It’s Official – TNs Can Study Incident To Their Employment
Last Friday night at 5:00 pm we received a desperate call from a TN client at the Toronto airport. He had been denied his TN visa despite his impeccable credentials and our careful drafting of the employer letter. He was applying under the Scientific Technologist category as a researcher. This position required his B.S. degree from McGill University in biochemistry. The part-time position in question was as a researcher for a start-up biotech in Ann Arbor, MI, which he wanted to take while pursuing his Masters’ degree in chemistry at the University of Michigan. He had completed all coursework for his Master’s and was completing his thesis during the evenings and on weekends.
The CBP official denied the TN because he was also studying. According to CBP, if he was studying he should be on an F-1 visa. To make matters worse, border protection would not respond to any questions without a new valid airline ticket, since by the time he was released, his flight was long gone, with no option for refunding the ticket.
It is well accepted USCIS policy that individuals on most non-immigrant visas such as the H-1B, H-4, L-1, L-2, E-1 and E-2 as well as the TN, are allowed to study “incident to their status.” Exactly what that terms means in terms of number of credits taken per semester, etc. seems to be undefined. The CBP official in question in Toronto indicated that she thought an on-line course might be fine. The official went back to confirm her decision with the supervisor who concurred that study was not allowed on the TN visa and who promptly confiscated my client’s packet of evidence. The officer then told my client that the only way they would issue him a TN visa would be if he completely severed all ties to the University of Michigan.
That’s when we received the call. We immediately pulled out our National Association of Foreign Student Advisors’ (“NAFSA”) Manual and found the following information:
“Study while in TN status: Regulations do not discuss whether TN professionals are allowed to study full- or part-time in TN status. However, it is generally accepted that TN’s can study as long as the study is incidental to their TN employment.”
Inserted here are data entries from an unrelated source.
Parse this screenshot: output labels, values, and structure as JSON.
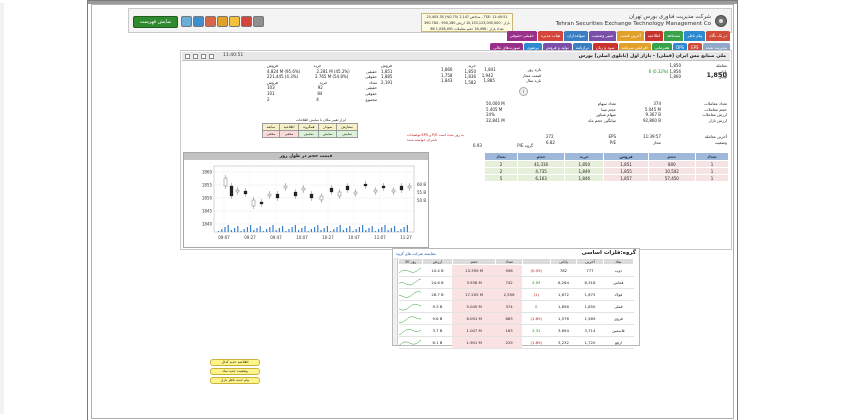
{
  "header": {
    "org_fa": "شرکت مدیریت فناوری بورس تهران",
    "org_en": "Tehran Securities Exchange Technology Management Co",
    "show_list_label": "نمایش فهرست",
    "index_lines": [
      "شاخص 2,147 (0.75%) 25,405.35 -  TSE: 11:40:51",
      "ارزش  بازار  : 10,153,123,000,000  ارزش  900,180  -  390.784 M",
      "تعداد   بازار  : 16,496   حجم  معاملات  1,038,491 86"
    ],
    "tool_icon_colors": [
      "#6aaed6",
      "#3d8fcf",
      "#d9664a",
      "#e0a02a",
      "#f2c33a",
      "#d4453b",
      "#8f8f8f"
    ]
  },
  "nav": {
    "row1": [
      {
        "label": "در یک نگاه",
        "color": "#d04b3a"
      },
      {
        "label": "پیام ناظر",
        "color": "#2d8ad0"
      },
      {
        "label": "سه‌ماهه",
        "color": "#37a24a"
      },
      {
        "label": "اطلاعیه",
        "color": "#c9322d"
      },
      {
        "label": "آخرین قیمت",
        "color": "#e0a02a"
      },
      {
        "label": "تغییر وضعیت",
        "color": "#7b4fa8"
      },
      {
        "label": "سهامداران",
        "color": "#3a7fc4"
      },
      {
        "label": "هیات مدیره",
        "color": "#d4453b"
      },
      {
        "label": "حقیقی-حقوقی",
        "color": "#9a2f8a"
      }
    ],
    "row2": [
      {
        "label": "مدیریت شده",
        "color": "#8fa8c8"
      },
      {
        "label": "EPS",
        "color": "#d04b3a"
      },
      {
        "label": "DPS",
        "color": "#2d8ad0"
      },
      {
        "label": "همزمانی",
        "color": "#37a24a"
      },
      {
        "label": "افزایش سرمایه",
        "color": "#e0a02a"
      },
      {
        "label": "سود و زیان",
        "color": "#c9322d"
      },
      {
        "label": "ترازنامه",
        "color": "#3a7fc4"
      },
      {
        "label": "تولید و فروش",
        "color": "#7b4fa8"
      },
      {
        "label": "پرتفوی",
        "color": "#2d8ad0"
      },
      {
        "label": "صورت‌های مالی",
        "color": "#9a2f8a"
      }
    ]
  },
  "panel": {
    "title": "ملی صنایع مس ایران (فملی) - بازار اول (تابلوی اصلی) بورس",
    "clock": "11:40:51",
    "right_col": {
      "labels": [
        "معامله",
        "پایانی",
        "اولین",
        "",
        "تعداد معاملات",
        "حجم معاملات",
        "ارزش معاملات",
        "ارزش بازار",
        "",
        "آخرین معامله",
        "وضعیت"
      ],
      "last_trade": "1,850",
      "last_trade_prev": "1,850",
      "final": "1,856",
      "final_change": "(0.32%)",
      "final_delta": "6",
      "first": "1,860",
      "trades_count": "374",
      "trades_volume": "5.045 M",
      "trades_value": "9.367 B",
      "market_value": "92,860 B",
      "last_time": "11:39:57",
      "status": "مجاز"
    },
    "col2": {
      "labels": [
        "بازه روز",
        "قیمت مجاز",
        "بازه سال"
      ],
      "values": [
        [
          "1,841",
          "1,866"
        ],
        [
          "1,942",
          "1,758"
        ],
        [
          "1,885",
          "1,843"
        ]
      ],
      "mid_labels": [
        "تعداد سهام",
        "حجم مبنا",
        "سهام شناور",
        "میانگین حجم ماه"
      ],
      "mid_values": [
        "50,000 M",
        "5.405 M",
        "24%",
        "22,841 M"
      ],
      "eps_label": "EPS",
      "eps_value": "272",
      "pe_label": "P/E",
      "pe_value": "6.82",
      "pe_group_label": "P/E گروه",
      "pe_group_value": "6.93",
      "buy_label": "خرید",
      "sell_label": "فروش",
      "b1": "1,850",
      "s1": "1,851",
      "b2": "1,836",
      "s2": "1,885",
      "b3": "1,582",
      "s3": "2,191"
    },
    "left_col": {
      "buy_label": "خرید",
      "sell_label": "فروش",
      "rows": [
        {
          "label": "حقیقی",
          "buy": "2.281 M (45.2%)",
          "sell": "4.824 M (95.6%)"
        },
        {
          "label": "حقوقی",
          "buy": "2.765 M (54.8%)",
          "sell": "221,445 (4.3%)"
        },
        {
          "label": "تعداد",
          "buy": "",
          "sell": ""
        }
      ],
      "count_labels": [
        "خرید",
        "فروش"
      ],
      "counts": [
        {
          "label": "حقیقی",
          "buy": "92",
          "sell": "103"
        },
        {
          "label": "حقوقی",
          "buy": "84",
          "sell": "101"
        },
        {
          "label": "مجموع",
          "buy": "4",
          "sell": "2"
        }
      ]
    },
    "action_note": "ابزار تغییر مکان با نمایش اطلاعات",
    "action_table": {
      "row1": [
        "سابقه",
        "اطلاعیه",
        "همگروه",
        "نمودار",
        "سفارش"
      ],
      "row2": [
        "مخفی",
        "مخفی",
        "نمایش",
        "نمایش",
        "نمایش"
      ]
    },
    "notice_1": "توضیحات EPS و P/E به روز شده است",
    "notice_2": "ناشران خواسته شده",
    "notice_3": "در اطلاعات ارائه شده است"
  },
  "order_book": {
    "headers": [
      "تعداد",
      "حجم",
      "خرید",
      "فروش",
      "حجم",
      "تعداد"
    ],
    "rows": [
      [
        "2",
        "41,316",
        "1,850",
        "1,851",
        "800",
        "1"
      ],
      [
        "2",
        "4,735",
        "1,849",
        "1,855",
        "10,502",
        "1"
      ],
      [
        "5",
        "6,163",
        "1,846",
        "1,857",
        "57,450",
        "1"
      ]
    ]
  },
  "chart": {
    "title": "قیمت حجم در طول روز",
    "x_ticks": [
      "09:07",
      "09:27",
      "09:47",
      "10:07",
      "10:27",
      "10:47",
      "11:07",
      "11:27"
    ],
    "y_ticks": [
      "1860",
      "1855",
      "1850",
      "1845",
      "1840"
    ],
    "vol_ticks": [
      "60 B",
      "55 B",
      "50 B"
    ]
  },
  "lower": {
    "title": "گروه:فلزات اساسی",
    "subtitle": "مقایسه شرکت های گروه",
    "headers": [
      "نماد",
      "آخرین",
      "پایانی",
      "",
      "تعداد",
      "حجم",
      "ارزش",
      "30 روز"
    ],
    "rows": [
      {
        "symbol": "ذوب",
        "last": "777",
        "final": "782",
        "chg": "(0.09)",
        "cnt": "958",
        "vol": "13.359 M",
        "val": "10.4 B",
        "chgclass": "red"
      },
      {
        "symbol": "فخاس",
        "last": "6,318",
        "final": "6,264",
        "chg": "3.93",
        "cnt": "742",
        "vol": "3.936 M",
        "val": "24.6 B",
        "chgclass": "green"
      },
      {
        "symbol": "فولاد",
        "last": "1,675",
        "final": "1,672",
        "chg": "(1)",
        "cnt": "2,556",
        "vol": "17.205 M",
        "val": "28.7 B",
        "chgclass": "red"
      },
      {
        "symbol": "فملی",
        "last": "1,850",
        "final": "1,856",
        "chg": "0",
        "cnt": "374",
        "vol": "5.045 M",
        "val": "9.3 B",
        "chgclass": "green"
      },
      {
        "symbol": "فروی",
        "last": "1,589",
        "final": "1,576",
        "chg": "(1.65)",
        "cnt": "683",
        "vol": "6.091 M",
        "val": "9.6 B",
        "chgclass": "red"
      },
      {
        "symbol": "فاسمین",
        "last": "3,714",
        "final": "3,694",
        "chg": "3.31",
        "cnt": "163",
        "vol": "1.007 M",
        "val": "3.7 B",
        "chgclass": "green"
      },
      {
        "symbol": "ارفع",
        "last": "1,720",
        "final": "3,232",
        "chg": "(1.89)",
        "cnt": "229",
        "vol": "1.901 M",
        "val": "6.1 B",
        "chgclass": "red"
      }
    ]
  },
  "side_buttons": [
    "اطلاعیه جدید کدال",
    "وضعیت جدید نماد",
    "پیام جدید ناظر بازار"
  ],
  "colors": {
    "buy_bg": "#e6efd9",
    "sell_bg": "#f6e3e3",
    "header_blue": "#9fb8d9",
    "green": "#1a8a1a",
    "red": "#c01515"
  }
}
That was a good start. We then drafted a letter on our letterhead explaining that there must have been a misunderstanding since our client was writing his thesis only as an adjunct to his TN professional employment and as such, he did not need an F-1 visa. We also had the employer rewrite the offer letter explaining this as well.
At 4:30 am on Saturday morning an email came in from the exhausted client who couldn’t sleep in his hotel room. Should he try again that day since he had rescheduled his flight. We decided that he should try again and speak to a supervisor and present our new materials. Plan B would have been for our client to withdraw from the University of Michigan since he really wanted the TN visa. We agreed that the prospects of success looked dim but that it was worth a try.
At 3:30 pm on Saturday our client called with the good news that he “got through” with a three year TN visa in hand. He also reported that when paying the visa fee he overheard two CBP officers expressing surprise that a TN could also study at the same time.
Moral of the story: sometimes what appears to be a straightforward application can quickly go wrong. Best to take copies of ALL relevant regulations and policy memos when asking for immigration benefits at the border. Many times the CBP officers simply need a quick primer on the law.